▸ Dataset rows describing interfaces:
__________
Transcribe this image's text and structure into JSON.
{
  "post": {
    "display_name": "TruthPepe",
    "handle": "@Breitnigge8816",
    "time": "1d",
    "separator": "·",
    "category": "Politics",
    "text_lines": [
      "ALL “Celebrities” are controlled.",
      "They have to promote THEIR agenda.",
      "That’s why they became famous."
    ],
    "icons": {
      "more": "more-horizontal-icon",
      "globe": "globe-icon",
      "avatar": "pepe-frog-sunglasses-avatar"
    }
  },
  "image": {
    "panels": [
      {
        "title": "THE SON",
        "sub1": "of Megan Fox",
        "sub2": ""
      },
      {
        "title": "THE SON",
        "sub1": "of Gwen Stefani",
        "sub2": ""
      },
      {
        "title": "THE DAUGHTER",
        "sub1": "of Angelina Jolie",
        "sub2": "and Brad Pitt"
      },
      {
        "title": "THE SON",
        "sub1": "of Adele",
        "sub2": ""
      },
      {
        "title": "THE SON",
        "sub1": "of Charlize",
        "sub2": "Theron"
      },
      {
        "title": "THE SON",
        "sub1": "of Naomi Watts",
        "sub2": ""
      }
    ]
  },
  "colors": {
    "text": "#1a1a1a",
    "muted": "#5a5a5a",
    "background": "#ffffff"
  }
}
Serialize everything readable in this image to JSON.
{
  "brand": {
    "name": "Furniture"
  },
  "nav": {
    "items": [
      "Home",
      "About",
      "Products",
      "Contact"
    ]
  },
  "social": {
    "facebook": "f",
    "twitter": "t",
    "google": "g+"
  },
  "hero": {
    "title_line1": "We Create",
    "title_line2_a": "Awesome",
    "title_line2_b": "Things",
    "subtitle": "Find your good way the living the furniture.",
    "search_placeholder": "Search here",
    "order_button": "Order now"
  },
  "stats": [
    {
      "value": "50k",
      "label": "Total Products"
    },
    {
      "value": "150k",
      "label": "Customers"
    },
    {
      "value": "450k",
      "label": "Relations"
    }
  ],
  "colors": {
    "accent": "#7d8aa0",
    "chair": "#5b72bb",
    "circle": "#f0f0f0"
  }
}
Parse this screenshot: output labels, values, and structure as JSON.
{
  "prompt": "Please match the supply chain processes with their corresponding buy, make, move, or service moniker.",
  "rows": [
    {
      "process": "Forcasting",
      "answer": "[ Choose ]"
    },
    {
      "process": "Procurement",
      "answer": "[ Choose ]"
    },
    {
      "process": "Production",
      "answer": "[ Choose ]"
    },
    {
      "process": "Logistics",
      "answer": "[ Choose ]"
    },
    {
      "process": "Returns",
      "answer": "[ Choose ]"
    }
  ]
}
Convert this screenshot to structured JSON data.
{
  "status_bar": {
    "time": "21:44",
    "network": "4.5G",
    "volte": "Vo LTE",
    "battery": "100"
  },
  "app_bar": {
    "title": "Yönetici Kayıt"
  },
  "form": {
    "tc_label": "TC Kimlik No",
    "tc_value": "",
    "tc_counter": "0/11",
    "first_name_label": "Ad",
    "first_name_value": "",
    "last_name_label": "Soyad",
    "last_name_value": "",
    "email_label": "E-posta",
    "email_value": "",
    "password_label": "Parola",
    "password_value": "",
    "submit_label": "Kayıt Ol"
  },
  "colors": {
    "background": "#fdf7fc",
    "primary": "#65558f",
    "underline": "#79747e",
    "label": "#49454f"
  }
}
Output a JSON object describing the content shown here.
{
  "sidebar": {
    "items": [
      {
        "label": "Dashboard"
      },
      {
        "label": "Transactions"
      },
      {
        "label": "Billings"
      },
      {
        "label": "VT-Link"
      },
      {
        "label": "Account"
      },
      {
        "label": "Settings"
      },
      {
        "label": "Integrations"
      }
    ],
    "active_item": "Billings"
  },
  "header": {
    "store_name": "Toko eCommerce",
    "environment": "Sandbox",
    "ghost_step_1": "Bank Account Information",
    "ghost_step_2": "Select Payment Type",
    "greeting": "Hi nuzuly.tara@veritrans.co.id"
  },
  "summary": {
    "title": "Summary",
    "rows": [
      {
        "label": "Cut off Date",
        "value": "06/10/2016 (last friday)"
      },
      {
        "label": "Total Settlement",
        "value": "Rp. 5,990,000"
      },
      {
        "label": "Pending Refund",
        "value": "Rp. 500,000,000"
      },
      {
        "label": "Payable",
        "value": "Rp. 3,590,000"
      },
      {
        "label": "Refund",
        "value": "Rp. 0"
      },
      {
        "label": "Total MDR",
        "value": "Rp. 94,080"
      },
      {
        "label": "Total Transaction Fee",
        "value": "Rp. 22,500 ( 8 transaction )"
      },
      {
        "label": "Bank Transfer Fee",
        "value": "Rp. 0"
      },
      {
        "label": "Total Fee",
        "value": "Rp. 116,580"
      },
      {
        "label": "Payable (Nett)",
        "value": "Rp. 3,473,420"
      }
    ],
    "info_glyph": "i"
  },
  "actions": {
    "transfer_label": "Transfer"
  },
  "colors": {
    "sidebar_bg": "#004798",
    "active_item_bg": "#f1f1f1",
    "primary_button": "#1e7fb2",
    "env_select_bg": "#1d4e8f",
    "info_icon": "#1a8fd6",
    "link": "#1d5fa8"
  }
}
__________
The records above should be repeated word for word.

▸ Your solution:
Transcribe this image's text and structure into JSON.
{
  "post": {
    "display_name": "TruthPepe",
    "handle": "@Breitnigge8816",
    "time": "1d",
    "separator": "·",
    "category": "Politics",
    "text_lines": [
      "ALL “Celebrities” are controlled.",
      "They have to promote THEIR agenda.",
      "That’s why they became famous."
    ],
    "icons": {
      "more": "more-horizontal-icon",
      "globe": "globe-icon",
      "avatar": "pepe-frog-sunglasses-avatar"
    }
  },
  "image": {
    "panels": [
      {
        "title": "THE SON",
        "sub1": "of Megan Fox",
        "sub2": ""
      },
      {
        "title": "THE SON",
        "sub1": "of Gwen Stefani",
        "sub2": ""
      },
      {
        "title": "THE DAUGHTER",
        "sub1": "of Angelina Jolie",
        "sub2": "and Brad Pitt"
      },
      {
        "title": "THE SON",
        "sub1": "of Adele",
        "sub2": ""
      },
      {
        "title": "THE SON",
        "sub1": "of Charlize",
        "sub2": "Theron"
      },
      {
        "title": "THE SON",
        "sub1": "of Naomi Watts",
        "sub2": ""
      }
    ]
  },
  "colors": {
    "text": "#1a1a1a",
    "muted": "#5a5a5a",
    "background": "#ffffff"
  }
}
Serialize everything readable in this image to JSON.
{
  "brand": {
    "name": "Furniture"
  },
  "nav": {
    "items": [
      "Home",
      "About",
      "Products",
      "Contact"
    ]
  },
  "social": {
    "facebook": "f",
    "twitter": "t",
    "google": "g+"
  },
  "hero": {
    "title_line1": "We Create",
    "title_line2_a": "Awesome",
    "title_line2_b": "Things",
    "subtitle": "Find your good way the living the furniture.",
    "search_placeholder": "Search here",
    "order_button": "Order now"
  },
  "stats": [
    {
      "value": "50k",
      "label": "Total Products"
    },
    {
      "value": "150k",
      "label": "Customers"
    },
    {
      "value": "450k",
      "label": "Relations"
    }
  ],
  "colors": {
    "accent": "#7d8aa0",
    "chair": "#5b72bb",
    "circle": "#f0f0f0"
  }
}
Parse this screenshot: output labels, values, and structure as JSON.
{
  "prompt": "Please match the supply chain processes with their corresponding buy, make, move, or service moniker.",
  "rows": [
    {
      "process": "Forcasting",
      "answer": "[ Choose ]"
    },
    {
      "process": "Procurement",
      "answer": "[ Choose ]"
    },
    {
      "process": "Production",
      "answer": "[ Choose ]"
    },
    {
      "process": "Logistics",
      "answer": "[ Choose ]"
    },
    {
      "process": "Returns",
      "answer": "[ Choose ]"
    }
  ]
}
Convert this screenshot to structured JSON data.
{
  "status_bar": {
    "time": "21:44",
    "network": "4.5G",
    "volte": "Vo LTE",
    "battery": "100"
  },
  "app_bar": {
    "title": "Yönetici Kayıt"
  },
  "form": {
    "tc_label": "TC Kimlik No",
    "tc_value": "",
    "tc_counter": "0/11",
    "first_name_label": "Ad",
    "first_name_value": "",
    "last_name_label": "Soyad",
    "last_name_value": "",
    "email_label": "E-posta",
    "email_value": "",
    "password_label": "Parola",
    "password_value": "",
    "submit_label": "Kayıt Ol"
  },
  "colors": {
    "background": "#fdf7fc",
    "primary": "#65558f",
    "underline": "#79747e",
    "label": "#49454f"
  }
}
Output a JSON object describing the content shown here.
{
  "sidebar": {
    "items": [
      {
        "label": "Dashboard"
      },
      {
        "label": "Transactions"
      },
      {
        "label": "Billings"
      },
      {
        "label": "VT-Link"
      },
      {
        "label": "Account"
      },
      {
        "label": "Settings"
      },
      {
        "label": "Integrations"
      }
    ],
    "active_item": "Billings"
  },
  "header": {
    "store_name": "Toko eCommerce",
    "environment": "Sandbox",
    "ghost_step_1": "Bank Account Information",
    "ghost_step_2": "Select Payment Type",
    "greeting": "Hi nuzuly.tara@veritrans.co.id"
  },
  "summary": {
    "title": "Summary",
    "rows": [
      {
        "label": "Cut off Date",
        "value": "06/10/2016 (last friday)"
      },
      {
        "label": "Total Settlement",
        "value": "Rp. 5,990,000"
      },
      {
        "label": "Pending Refund",
        "value": "Rp. 500,000,000"
      },
      {
        "label": "Payable",
        "value": "Rp. 3,590,000"
      },
      {
        "label": "Refund",
        "value": "Rp. 0"
      },
      {
        "label": "Total MDR",
        "value": "Rp. 94,080"
      },
      {
        "label": "Total Transaction Fee",
        "value": "Rp. 22,500 ( 8 transaction )"
      },
      {
        "label": "Bank Transfer Fee",
        "value": "Rp. 0"
      },
      {
        "label": "Total Fee",
        "value": "Rp. 116,580"
      },
      {
        "label": "Payable (Nett)",
        "value": "Rp. 3,473,420"
      }
    ],
    "info_glyph": "i"
  },
  "actions": {
    "transfer_label": "Transfer"
  },
  "colors": {
    "sidebar_bg": "#004798",
    "active_item_bg": "#f1f1f1",
    "primary_button": "#1e7fb2",
    "env_select_bg": "#1d4e8f",
    "info_icon": "#1a8fd6",
    "link": "#1d5fa8"
  }
}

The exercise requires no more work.